Task brief:
Scan the entries below, and for each line that includes the word "label", make a copy.

BEGIN Dataset

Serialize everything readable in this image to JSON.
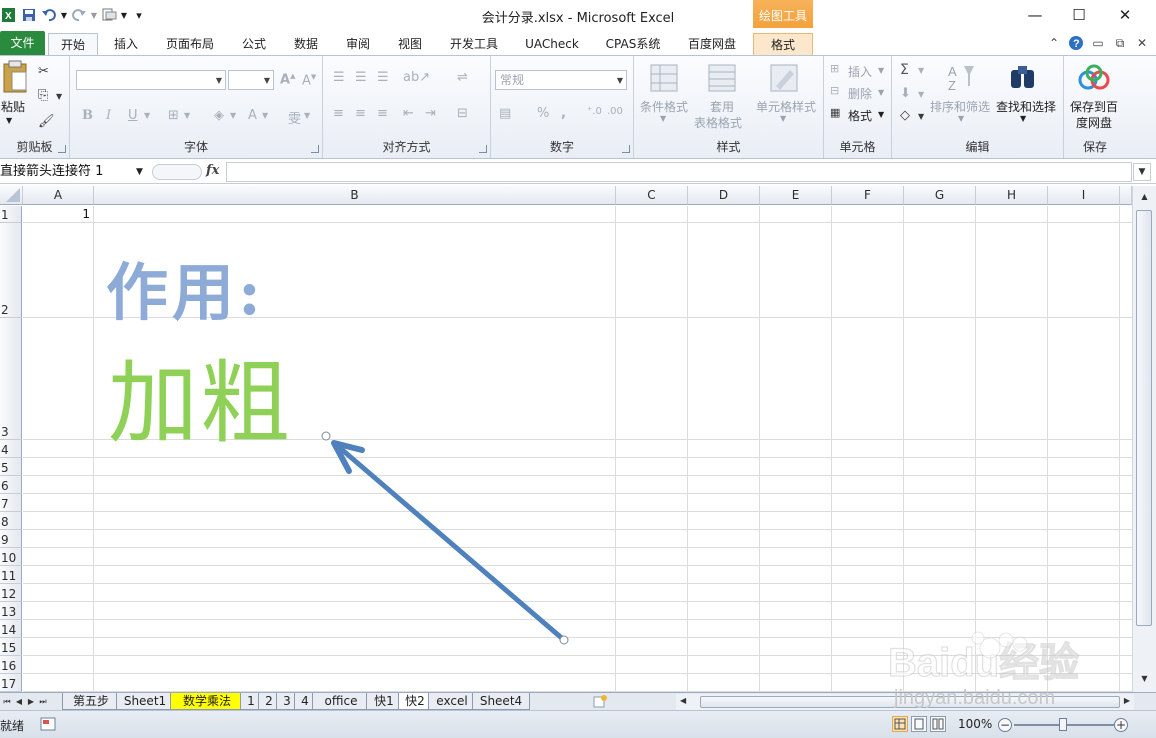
{
  "window": {
    "title": "会计分录.xlsx - Microsoft Excel",
    "contextual_tab_header": "绘图工具"
  },
  "tabs": {
    "file": "文件",
    "home": "开始",
    "insert": "插入",
    "page_layout": "页面布局",
    "formulas": "公式",
    "data": "数据",
    "review": "审阅",
    "view": "视图",
    "developer": "开发工具",
    "uacheck": "UACheck",
    "cpas": "CPAS系统",
    "baidu": "百度网盘",
    "format": "格式"
  },
  "ribbon": {
    "clipboard": {
      "label": "剪贴板",
      "paste": "粘贴"
    },
    "font": {
      "label": "字体",
      "font_name": "",
      "font_size": ""
    },
    "alignment": {
      "label": "对齐方式"
    },
    "number": {
      "label": "数字",
      "format_combo": "常规"
    },
    "styles": {
      "label": "样式",
      "conditional": "条件格式",
      "table_1": "套用",
      "table_2": "表格格式",
      "cell_styles": "单元格样式"
    },
    "cells": {
      "label": "单元格",
      "insert": "插入",
      "delete": "删除",
      "format": "格式"
    },
    "editing": {
      "label": "编辑",
      "sort_filter": "排序和筛选",
      "find_select": "查找和选择"
    },
    "save": {
      "label": "保存",
      "save_to_1": "保存到百",
      "save_to_2": "度网盘"
    }
  },
  "formula_bar": {
    "name_box": "直接箭头连接符 1",
    "fx": "fx",
    "formula": ""
  },
  "grid": {
    "columns": [
      "A",
      "B",
      "C",
      "D",
      "E",
      "F",
      "G",
      "H",
      "I"
    ],
    "rows": [
      "1",
      "2",
      "3",
      "4",
      "5",
      "6",
      "7",
      "8",
      "9",
      "10",
      "11",
      "12",
      "13",
      "14",
      "15",
      "16",
      "17"
    ],
    "cell_a1": "1",
    "text_b2": "作用:",
    "text_b3": "加粗",
    "colors": {
      "b2_text": "#8eaad6",
      "b3_text": "#8fd156",
      "arrow": "#4f81bd"
    }
  },
  "sheet_tabs": [
    "第五步",
    "Sheet1",
    "数学乘法",
    "1",
    "2",
    "3",
    "4",
    "office",
    "快1",
    "快2",
    "excel",
    "Sheet4"
  ],
  "active_sheet": "快2",
  "status_bar": {
    "status": "就绪",
    "zoom": "100%"
  },
  "watermark": {
    "text": "Baidu经验",
    "url": "jingyan.baidu.com"
  }
}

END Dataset

Task response:
      "label": "剪贴板",
      "label": "字体",
      "label": "对齐方式"
      "label": "数字",
      "label": "样式",
      "label": "单元格",
      "label": "编辑",
      "label": "保存",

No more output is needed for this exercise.